To Be Nine Again (Leighton Ford)
Oh, to be nine again.
We were in the mountains for a few days, and I picked up granddaughter Leighton (just turned nine) to spend the morning with us.
I asked if she wanted to bring a book to read.
“No,” she said, “I will just bring my butterfly and that will be entertainment enough.”
She showed me this beautiful black creature she found with a broken wing on the croquet court the day before.
“I took him to our condo,” she said, “and kept him overnight in my ‘fairy garden’.”
She showed me her tiny garden made out of two rocks and a piece of wood with a coffee tin where she kept her butterfly.
“Why do you like him?”
“He listens to me,” she explained. “When I said stay still, and I went off to do something he was in the same place.”
“Does he have a name?”
“Nectarain. Because he likes to drink nectar. And the little spots on his wing look like rain drops.”
And she showed me how she put a flower where he could drink with his “sippy thing”, and explained to me all she had observed about caterpillars and butterflies, and how their tiny eyes looked like chocolate drops.
On the way to our place he went under the seat, but she found him, and spent the next hour with her fascinating new friend.
In the afternoon Nectarain had a painless end, and she buried him right by the swinging bridge at the top of Grandfather Mountain.
I don’t know how much time I will spend with a butterfly rather than a book.
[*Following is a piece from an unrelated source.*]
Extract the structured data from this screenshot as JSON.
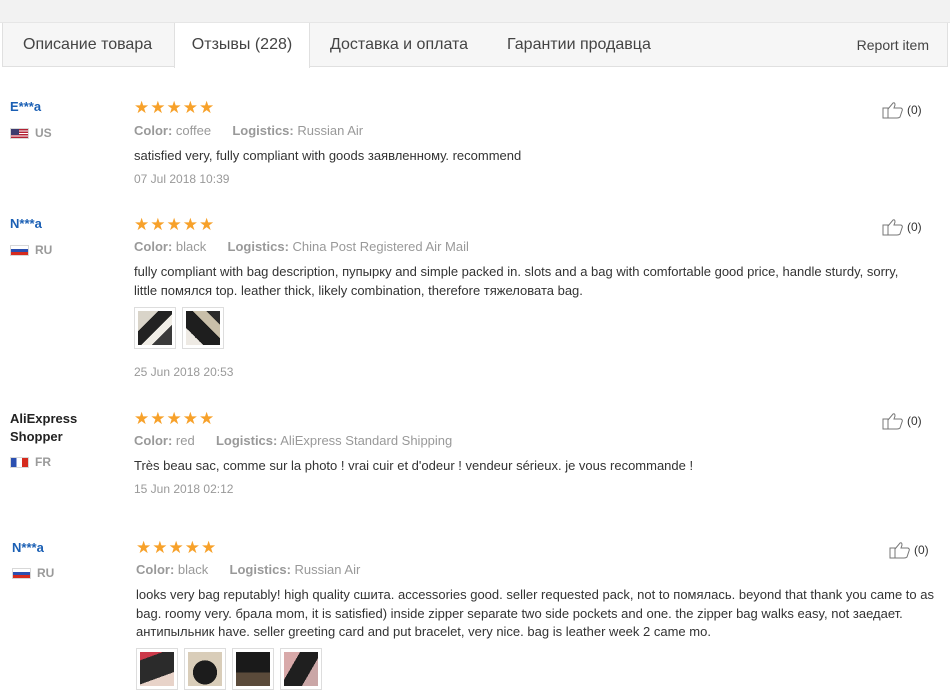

But I would like very much to have nine-year old eyes again.
Photo cred: Alexandra Walker